A different kind of love story; a coming of age story; a broken book of broken characters. It was heartwarming and heartbreaking at the same time.

January 2017 Picks

Jen (our newest staff member) recommends:

Darth Vader reads a bedtime story to young Luke and Leia. My whole family enjoys Jeffrey Brown’s sense of humor and the clever twist he provides to the original story. With all our favorite Star Wars characters, this is sure to be a hit with kids and nerds alike!

 

John recommends:

Jingo by Terry Pratchett

Greetings: My staff pick for January is Jingo by Terry Pratchett. This book has one of my favorite Pratchett quotes; “Give a man a fire and you’ve kept him warm for a day, set a man on fire and you’ve kept him warm for the rest of his life. Not about fishing, this is about the futility and total lack of glory in war. It also redefines “Police Action” and introduces a device called the “Disorganizer”. Lots of zany, madcap humor with actual meaning. Enjoy. John Teller

 

Karen recommends:

Here are my two recommendations for a rainy weekend. Both of these books are at the Fort Bragg Library.

The Season by Jonah Lisa Dyer

A wonderful new YA book that is perfect for adults.  A typical story line about a tomboy who enters the world of beauty and débutantes but it is the twist and the family story that makes a really fun and entertaining read.

 

 

The All You Can dream Buffet by Barbara O’Neal

A wonderful story about four friends who meet through their blogs and meet up at the Lavender Farm for a celebration.
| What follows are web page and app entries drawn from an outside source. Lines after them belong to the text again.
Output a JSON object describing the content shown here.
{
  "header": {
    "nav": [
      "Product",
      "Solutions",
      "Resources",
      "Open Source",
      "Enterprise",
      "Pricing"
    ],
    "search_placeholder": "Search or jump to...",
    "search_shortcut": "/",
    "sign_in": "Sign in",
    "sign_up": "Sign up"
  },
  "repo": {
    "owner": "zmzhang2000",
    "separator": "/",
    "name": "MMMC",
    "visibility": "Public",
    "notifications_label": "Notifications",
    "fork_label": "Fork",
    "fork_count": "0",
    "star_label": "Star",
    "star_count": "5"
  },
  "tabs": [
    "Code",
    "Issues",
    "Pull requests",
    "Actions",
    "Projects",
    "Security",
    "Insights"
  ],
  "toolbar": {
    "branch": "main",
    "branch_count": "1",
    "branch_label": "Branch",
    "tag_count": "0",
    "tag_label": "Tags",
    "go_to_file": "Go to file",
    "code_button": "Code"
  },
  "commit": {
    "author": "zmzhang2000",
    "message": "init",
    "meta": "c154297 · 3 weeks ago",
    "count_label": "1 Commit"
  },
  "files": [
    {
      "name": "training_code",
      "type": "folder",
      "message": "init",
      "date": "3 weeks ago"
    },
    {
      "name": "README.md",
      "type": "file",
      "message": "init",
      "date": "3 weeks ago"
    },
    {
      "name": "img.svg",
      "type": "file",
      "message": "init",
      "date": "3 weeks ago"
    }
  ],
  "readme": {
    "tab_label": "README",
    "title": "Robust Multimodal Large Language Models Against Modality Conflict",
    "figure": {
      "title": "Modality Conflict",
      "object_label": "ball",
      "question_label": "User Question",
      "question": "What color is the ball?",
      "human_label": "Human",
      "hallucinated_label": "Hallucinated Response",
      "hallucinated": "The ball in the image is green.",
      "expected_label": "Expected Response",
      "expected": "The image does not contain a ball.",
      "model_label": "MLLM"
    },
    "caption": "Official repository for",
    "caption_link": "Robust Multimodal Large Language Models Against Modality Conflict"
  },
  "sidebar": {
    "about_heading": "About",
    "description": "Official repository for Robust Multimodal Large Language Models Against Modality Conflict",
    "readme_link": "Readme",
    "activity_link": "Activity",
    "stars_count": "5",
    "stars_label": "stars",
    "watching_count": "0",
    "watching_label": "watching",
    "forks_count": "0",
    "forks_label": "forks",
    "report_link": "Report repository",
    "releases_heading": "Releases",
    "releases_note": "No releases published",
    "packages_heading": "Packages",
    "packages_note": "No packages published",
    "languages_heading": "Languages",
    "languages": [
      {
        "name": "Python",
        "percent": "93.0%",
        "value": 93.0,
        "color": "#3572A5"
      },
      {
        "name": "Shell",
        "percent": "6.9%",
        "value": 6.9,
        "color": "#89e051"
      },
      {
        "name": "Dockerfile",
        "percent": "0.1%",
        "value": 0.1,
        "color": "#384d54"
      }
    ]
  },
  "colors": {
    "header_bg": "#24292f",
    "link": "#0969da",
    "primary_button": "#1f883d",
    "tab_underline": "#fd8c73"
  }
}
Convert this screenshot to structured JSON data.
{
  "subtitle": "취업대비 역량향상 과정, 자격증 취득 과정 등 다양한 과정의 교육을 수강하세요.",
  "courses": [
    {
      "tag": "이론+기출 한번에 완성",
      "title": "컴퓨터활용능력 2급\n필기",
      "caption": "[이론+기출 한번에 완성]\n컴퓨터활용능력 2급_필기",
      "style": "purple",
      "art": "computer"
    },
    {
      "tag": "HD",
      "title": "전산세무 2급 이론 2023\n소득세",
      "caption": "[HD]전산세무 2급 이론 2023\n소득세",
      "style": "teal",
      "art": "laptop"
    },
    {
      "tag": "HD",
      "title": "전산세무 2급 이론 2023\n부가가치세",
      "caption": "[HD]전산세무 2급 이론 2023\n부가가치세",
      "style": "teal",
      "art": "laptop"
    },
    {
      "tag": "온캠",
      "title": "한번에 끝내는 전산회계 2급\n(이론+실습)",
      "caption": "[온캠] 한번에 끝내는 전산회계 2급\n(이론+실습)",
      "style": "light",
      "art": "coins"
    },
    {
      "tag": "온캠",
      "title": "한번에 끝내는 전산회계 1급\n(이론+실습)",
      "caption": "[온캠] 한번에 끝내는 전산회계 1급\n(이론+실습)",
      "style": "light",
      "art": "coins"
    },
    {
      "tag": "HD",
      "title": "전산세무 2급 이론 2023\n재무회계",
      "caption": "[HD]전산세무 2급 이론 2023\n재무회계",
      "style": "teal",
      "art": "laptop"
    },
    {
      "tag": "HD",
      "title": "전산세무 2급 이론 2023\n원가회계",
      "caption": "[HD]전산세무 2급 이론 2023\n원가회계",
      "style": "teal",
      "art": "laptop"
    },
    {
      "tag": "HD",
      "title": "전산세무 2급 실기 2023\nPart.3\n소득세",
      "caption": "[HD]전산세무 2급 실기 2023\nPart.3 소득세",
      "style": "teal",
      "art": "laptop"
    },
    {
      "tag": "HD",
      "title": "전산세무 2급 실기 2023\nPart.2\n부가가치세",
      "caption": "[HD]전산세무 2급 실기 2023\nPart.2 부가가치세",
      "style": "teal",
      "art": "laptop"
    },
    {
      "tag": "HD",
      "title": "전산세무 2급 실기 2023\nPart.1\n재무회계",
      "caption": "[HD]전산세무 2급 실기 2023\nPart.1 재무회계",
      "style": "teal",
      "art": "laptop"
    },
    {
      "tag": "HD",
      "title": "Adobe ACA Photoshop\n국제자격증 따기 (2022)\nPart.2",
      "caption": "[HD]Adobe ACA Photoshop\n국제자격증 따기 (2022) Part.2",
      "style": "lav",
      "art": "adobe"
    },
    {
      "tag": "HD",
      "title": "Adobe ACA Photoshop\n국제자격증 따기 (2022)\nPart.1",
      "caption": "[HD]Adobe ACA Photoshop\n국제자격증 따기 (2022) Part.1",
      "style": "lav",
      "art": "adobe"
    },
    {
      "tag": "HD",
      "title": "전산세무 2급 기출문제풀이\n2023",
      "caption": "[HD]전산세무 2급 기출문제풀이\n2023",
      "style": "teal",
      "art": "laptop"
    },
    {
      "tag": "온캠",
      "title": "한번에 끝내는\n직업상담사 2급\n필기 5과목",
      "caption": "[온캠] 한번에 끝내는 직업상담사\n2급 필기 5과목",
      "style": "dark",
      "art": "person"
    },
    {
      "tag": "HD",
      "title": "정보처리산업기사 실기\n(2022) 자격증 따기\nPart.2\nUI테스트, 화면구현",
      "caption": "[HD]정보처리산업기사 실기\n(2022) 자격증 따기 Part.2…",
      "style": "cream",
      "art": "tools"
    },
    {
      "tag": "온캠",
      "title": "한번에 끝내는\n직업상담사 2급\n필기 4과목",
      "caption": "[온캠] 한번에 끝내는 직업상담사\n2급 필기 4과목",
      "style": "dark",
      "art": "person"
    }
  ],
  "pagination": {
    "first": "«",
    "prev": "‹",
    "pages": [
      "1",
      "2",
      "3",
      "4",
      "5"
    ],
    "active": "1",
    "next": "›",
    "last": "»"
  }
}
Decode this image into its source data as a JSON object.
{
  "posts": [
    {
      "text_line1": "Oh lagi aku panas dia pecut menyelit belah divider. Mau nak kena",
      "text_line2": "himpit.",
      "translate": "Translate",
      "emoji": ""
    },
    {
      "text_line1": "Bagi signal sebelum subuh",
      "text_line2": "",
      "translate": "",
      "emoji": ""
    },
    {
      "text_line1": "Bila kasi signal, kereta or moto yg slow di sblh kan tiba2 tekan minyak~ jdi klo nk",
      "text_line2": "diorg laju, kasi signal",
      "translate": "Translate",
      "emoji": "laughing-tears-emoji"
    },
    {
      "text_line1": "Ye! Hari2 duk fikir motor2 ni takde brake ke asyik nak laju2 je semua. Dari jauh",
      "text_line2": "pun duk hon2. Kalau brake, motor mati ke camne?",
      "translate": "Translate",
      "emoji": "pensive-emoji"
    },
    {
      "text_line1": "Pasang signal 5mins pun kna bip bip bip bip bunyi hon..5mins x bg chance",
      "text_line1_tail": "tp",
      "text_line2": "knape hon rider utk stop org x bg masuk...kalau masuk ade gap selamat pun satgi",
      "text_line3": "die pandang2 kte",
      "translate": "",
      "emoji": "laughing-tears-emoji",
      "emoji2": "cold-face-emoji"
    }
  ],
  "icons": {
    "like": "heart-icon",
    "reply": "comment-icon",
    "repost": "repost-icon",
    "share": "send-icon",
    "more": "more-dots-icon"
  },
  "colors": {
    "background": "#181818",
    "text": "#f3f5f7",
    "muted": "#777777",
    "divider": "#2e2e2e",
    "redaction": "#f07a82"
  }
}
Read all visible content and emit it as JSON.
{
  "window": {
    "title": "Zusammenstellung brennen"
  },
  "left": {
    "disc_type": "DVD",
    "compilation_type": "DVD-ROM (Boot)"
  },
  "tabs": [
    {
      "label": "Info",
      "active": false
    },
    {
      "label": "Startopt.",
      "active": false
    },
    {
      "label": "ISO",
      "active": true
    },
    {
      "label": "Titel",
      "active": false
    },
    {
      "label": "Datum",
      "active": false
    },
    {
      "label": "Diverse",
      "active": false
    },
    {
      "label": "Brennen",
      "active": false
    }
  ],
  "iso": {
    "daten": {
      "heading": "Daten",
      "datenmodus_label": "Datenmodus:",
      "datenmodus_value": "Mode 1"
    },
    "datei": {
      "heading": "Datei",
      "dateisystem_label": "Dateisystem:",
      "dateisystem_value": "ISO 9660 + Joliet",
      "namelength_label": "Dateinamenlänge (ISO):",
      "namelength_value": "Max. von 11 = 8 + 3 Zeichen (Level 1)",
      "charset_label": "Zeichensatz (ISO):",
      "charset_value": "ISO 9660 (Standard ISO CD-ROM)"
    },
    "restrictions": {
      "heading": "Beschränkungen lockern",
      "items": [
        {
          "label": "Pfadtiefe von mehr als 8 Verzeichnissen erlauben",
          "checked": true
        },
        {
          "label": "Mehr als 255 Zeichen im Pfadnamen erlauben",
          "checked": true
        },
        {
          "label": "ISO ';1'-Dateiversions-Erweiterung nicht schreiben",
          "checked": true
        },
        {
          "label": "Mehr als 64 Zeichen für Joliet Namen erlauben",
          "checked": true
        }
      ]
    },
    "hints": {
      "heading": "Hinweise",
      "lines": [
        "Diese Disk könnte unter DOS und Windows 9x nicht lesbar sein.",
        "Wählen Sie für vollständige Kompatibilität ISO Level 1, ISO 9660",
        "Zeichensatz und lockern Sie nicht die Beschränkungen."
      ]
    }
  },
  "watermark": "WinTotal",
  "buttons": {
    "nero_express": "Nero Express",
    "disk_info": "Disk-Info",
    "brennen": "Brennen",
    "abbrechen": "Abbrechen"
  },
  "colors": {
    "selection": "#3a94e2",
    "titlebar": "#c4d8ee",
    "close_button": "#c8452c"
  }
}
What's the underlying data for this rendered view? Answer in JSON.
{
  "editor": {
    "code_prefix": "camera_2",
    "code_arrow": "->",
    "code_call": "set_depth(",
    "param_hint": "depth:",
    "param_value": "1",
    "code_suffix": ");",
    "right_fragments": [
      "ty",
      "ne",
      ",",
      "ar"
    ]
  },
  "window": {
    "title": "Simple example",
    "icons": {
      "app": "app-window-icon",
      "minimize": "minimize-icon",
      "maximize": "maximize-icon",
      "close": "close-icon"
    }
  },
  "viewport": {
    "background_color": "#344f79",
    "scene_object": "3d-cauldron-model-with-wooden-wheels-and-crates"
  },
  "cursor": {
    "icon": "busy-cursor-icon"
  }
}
Great friendship story where all four women overcome obstacles and rediscover themselves.

 

 

Amie recommends:

Smilla’s Sense of Snow by Peter Høegsmillas-sense-of-snow

One of the most haunting books I’ve ever read, Smilla teaches us to trust our intuitions and follow through no matter the outcome, but that doesn’t make it less heartbreaking. Full of beautiful information about the Inuit peoples of Greenland, this is a story that will stay with you forever.

 

 

Peggy recommends:

The Bill Hodges Trilogy by Stephen King  (Mr. Mercedes, Finders Keepers, End of Watch)

Once again, Stephen King got inside my head, read my thoughts and penned them to paper. Beginning with Mr. Mercedes, then following up with Finders Keepers and End of Watch, this trilogy tells the story of the pursuit of mass murderer, Brady Hartsfeld, after he steals a car and mows down a large group of people. Even after Brady is, seemingly, out of commission, his reign of terror continues. Chock full of surprises and interesting characters, this Stephen King trilogy reminds us just how great a writer he is.

 

Carole recommends:

Killing Kennedy: The End of Camelot by Bill O’Reilly

A well written historical narrative of the events surrounding the assassination of John F. Kennedy.  Some new and some old facts written to give a new perspective on these events.  If you like Bill O’Reilly or not, this is an interesting read.

 

 

Dan recommends:

Delightful diversity book for small children. Fun rhymes, bright colors. The topic of different skin color comes up in school or with families and this playful book runs with that theme. Football-shaped heads seem to be an extra genetic feature of this group of kids. Really good message: “Think how lucky you are that the skin you live in, so beautifully holds the “You” who’s within.”